EXTRACTED MATERIAL >>
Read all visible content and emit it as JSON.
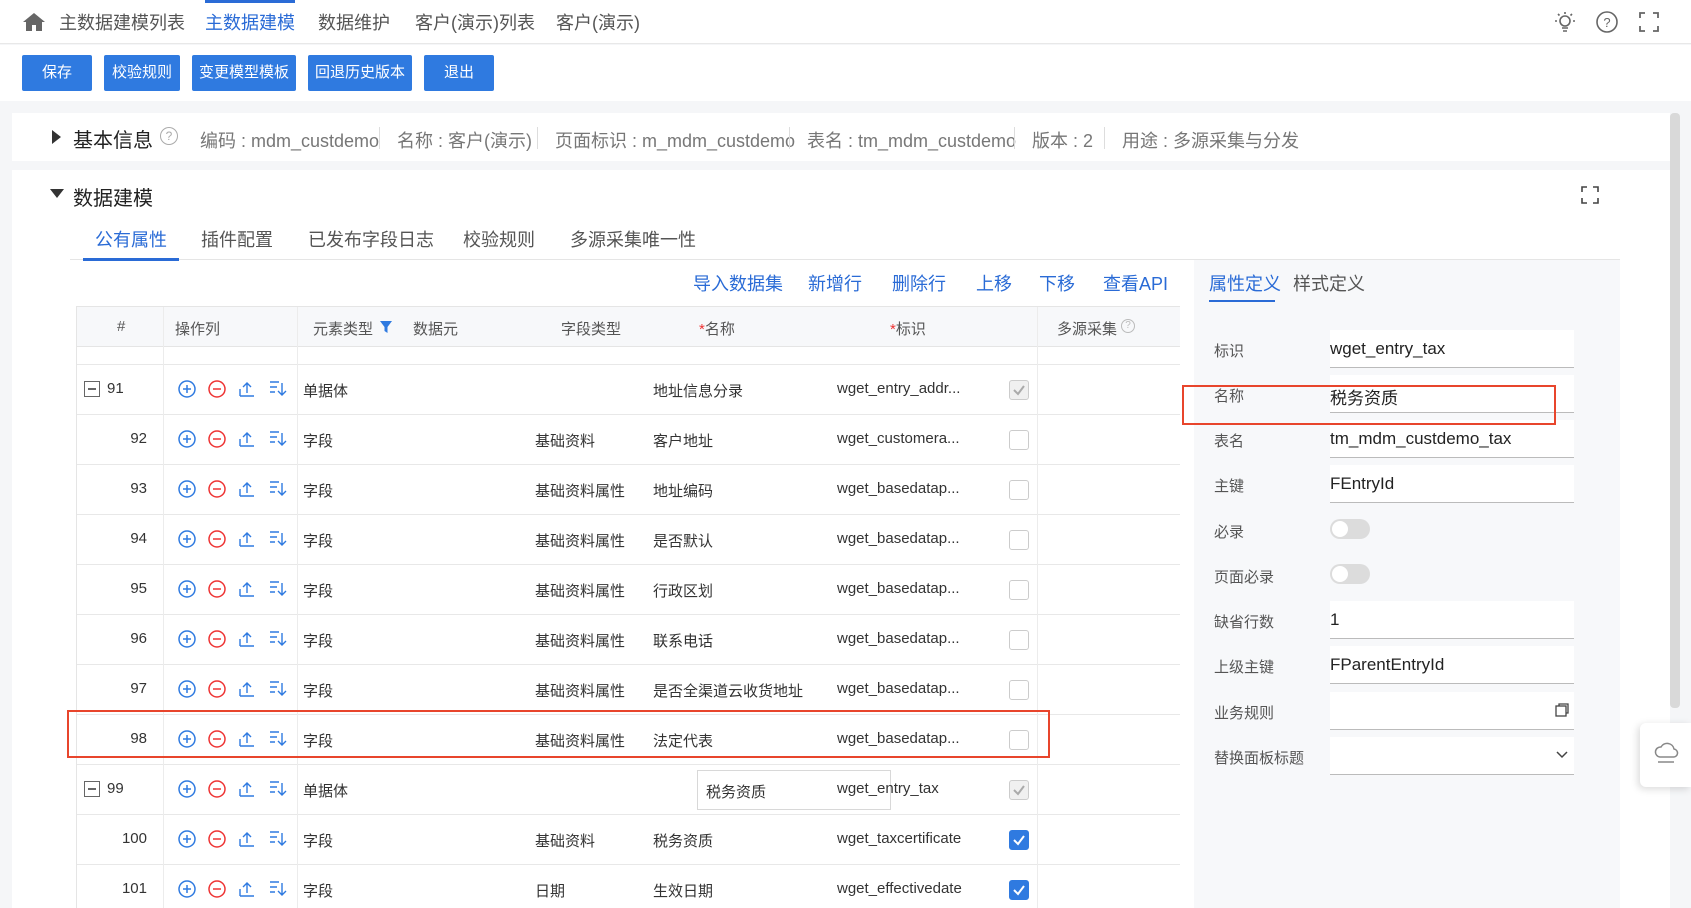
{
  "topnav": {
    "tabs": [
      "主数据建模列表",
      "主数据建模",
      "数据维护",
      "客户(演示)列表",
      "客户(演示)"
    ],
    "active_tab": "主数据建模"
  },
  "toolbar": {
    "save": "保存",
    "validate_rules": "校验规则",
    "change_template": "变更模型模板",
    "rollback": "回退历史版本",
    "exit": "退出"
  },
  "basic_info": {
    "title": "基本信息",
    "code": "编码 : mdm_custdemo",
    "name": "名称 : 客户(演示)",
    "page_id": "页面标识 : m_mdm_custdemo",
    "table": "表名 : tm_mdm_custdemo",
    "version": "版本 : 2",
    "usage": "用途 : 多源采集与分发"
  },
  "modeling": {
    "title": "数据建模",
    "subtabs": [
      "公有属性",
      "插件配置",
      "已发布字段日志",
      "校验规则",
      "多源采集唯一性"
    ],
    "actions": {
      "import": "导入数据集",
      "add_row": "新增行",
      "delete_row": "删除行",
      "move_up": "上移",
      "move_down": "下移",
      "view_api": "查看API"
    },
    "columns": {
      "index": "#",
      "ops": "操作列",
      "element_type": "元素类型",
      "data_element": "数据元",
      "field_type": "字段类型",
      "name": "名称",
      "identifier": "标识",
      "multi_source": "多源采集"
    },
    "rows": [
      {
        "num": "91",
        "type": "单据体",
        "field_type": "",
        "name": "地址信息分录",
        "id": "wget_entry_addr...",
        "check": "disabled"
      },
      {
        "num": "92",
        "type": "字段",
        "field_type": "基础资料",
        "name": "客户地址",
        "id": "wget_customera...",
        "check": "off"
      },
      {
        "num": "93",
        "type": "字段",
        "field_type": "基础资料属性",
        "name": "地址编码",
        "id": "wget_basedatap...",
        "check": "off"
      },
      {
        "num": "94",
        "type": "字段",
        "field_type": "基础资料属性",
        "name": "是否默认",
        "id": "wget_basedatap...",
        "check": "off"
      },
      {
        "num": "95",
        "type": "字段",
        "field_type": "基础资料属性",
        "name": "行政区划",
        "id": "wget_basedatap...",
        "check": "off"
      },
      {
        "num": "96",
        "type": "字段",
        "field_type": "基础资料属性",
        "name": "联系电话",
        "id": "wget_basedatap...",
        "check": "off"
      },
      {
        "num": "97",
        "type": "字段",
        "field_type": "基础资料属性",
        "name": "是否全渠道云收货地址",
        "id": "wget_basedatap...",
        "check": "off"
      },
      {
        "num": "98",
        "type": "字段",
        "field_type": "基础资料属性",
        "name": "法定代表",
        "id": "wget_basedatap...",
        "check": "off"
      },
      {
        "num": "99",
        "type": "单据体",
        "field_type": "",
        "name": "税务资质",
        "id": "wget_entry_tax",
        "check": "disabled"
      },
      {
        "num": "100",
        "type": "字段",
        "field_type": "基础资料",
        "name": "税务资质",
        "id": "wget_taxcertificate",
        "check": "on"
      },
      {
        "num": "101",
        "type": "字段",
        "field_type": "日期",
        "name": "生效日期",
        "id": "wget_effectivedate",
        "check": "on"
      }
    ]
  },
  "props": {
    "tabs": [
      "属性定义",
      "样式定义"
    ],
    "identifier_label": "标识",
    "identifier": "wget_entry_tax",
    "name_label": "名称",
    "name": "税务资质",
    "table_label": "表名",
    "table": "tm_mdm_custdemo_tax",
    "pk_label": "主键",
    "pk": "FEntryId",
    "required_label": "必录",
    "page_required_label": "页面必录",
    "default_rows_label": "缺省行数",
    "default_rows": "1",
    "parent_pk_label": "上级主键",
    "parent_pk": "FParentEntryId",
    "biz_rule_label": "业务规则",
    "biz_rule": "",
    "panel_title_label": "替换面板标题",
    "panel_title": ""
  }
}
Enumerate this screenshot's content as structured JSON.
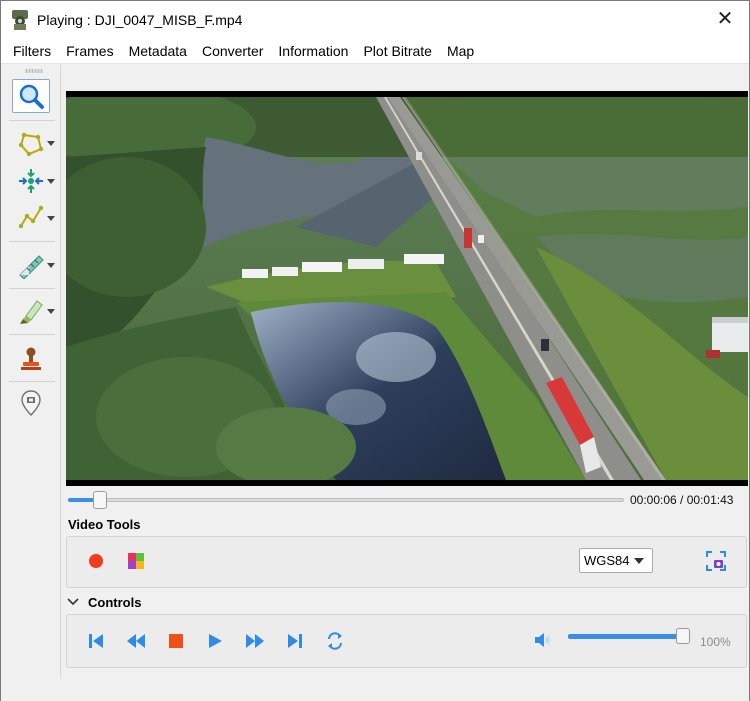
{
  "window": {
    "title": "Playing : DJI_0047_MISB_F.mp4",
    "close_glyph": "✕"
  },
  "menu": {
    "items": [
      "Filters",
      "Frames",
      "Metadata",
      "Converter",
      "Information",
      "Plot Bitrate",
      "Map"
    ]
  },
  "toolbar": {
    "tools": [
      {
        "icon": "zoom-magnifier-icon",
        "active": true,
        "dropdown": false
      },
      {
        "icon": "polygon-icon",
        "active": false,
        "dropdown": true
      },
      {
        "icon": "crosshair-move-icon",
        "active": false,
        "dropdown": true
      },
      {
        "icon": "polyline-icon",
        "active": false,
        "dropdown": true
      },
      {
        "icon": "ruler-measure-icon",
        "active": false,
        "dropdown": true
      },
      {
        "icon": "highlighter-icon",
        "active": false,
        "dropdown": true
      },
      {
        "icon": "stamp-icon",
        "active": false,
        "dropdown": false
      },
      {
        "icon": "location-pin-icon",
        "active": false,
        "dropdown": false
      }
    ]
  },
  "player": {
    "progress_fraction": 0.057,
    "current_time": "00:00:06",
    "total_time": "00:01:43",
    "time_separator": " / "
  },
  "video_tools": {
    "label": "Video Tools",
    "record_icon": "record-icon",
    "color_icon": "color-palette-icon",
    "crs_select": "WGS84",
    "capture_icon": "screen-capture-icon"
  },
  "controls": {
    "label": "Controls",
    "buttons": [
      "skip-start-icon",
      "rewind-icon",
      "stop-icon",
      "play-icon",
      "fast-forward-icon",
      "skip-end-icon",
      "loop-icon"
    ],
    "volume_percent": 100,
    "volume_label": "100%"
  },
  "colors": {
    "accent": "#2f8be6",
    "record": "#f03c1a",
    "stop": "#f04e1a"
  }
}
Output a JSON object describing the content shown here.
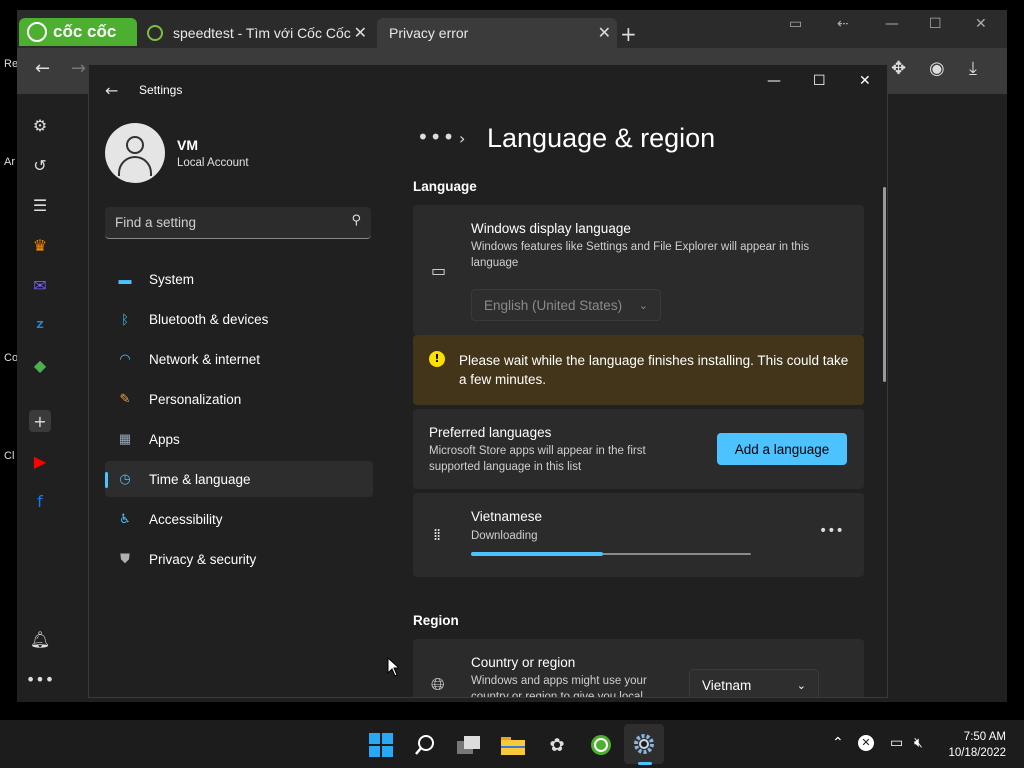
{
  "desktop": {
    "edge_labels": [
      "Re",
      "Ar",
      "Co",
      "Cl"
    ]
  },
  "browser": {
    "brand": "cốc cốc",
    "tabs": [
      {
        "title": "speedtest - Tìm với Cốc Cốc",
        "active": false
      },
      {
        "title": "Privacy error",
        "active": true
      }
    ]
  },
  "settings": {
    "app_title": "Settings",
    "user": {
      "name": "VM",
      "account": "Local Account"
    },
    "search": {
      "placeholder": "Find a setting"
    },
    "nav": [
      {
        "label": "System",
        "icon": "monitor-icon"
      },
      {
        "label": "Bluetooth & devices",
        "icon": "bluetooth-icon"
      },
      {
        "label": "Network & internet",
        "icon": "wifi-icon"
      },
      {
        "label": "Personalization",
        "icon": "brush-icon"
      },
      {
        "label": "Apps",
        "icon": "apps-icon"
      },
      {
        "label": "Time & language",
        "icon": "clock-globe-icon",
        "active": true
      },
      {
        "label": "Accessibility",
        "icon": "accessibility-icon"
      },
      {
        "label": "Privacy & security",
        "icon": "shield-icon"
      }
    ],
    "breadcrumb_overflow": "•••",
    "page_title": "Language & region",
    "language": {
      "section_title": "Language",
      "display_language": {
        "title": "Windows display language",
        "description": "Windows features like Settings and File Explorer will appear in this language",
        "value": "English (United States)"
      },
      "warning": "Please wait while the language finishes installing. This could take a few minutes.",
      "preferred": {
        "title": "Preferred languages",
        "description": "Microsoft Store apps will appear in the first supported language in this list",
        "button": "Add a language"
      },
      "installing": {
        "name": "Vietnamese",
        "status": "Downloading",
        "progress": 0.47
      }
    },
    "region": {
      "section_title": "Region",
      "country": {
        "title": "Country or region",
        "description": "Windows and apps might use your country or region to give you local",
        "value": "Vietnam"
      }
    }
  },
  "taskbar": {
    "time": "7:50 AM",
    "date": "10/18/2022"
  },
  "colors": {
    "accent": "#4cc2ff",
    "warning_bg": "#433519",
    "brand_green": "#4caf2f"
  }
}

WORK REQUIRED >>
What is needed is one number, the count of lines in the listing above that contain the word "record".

RESULT >>
2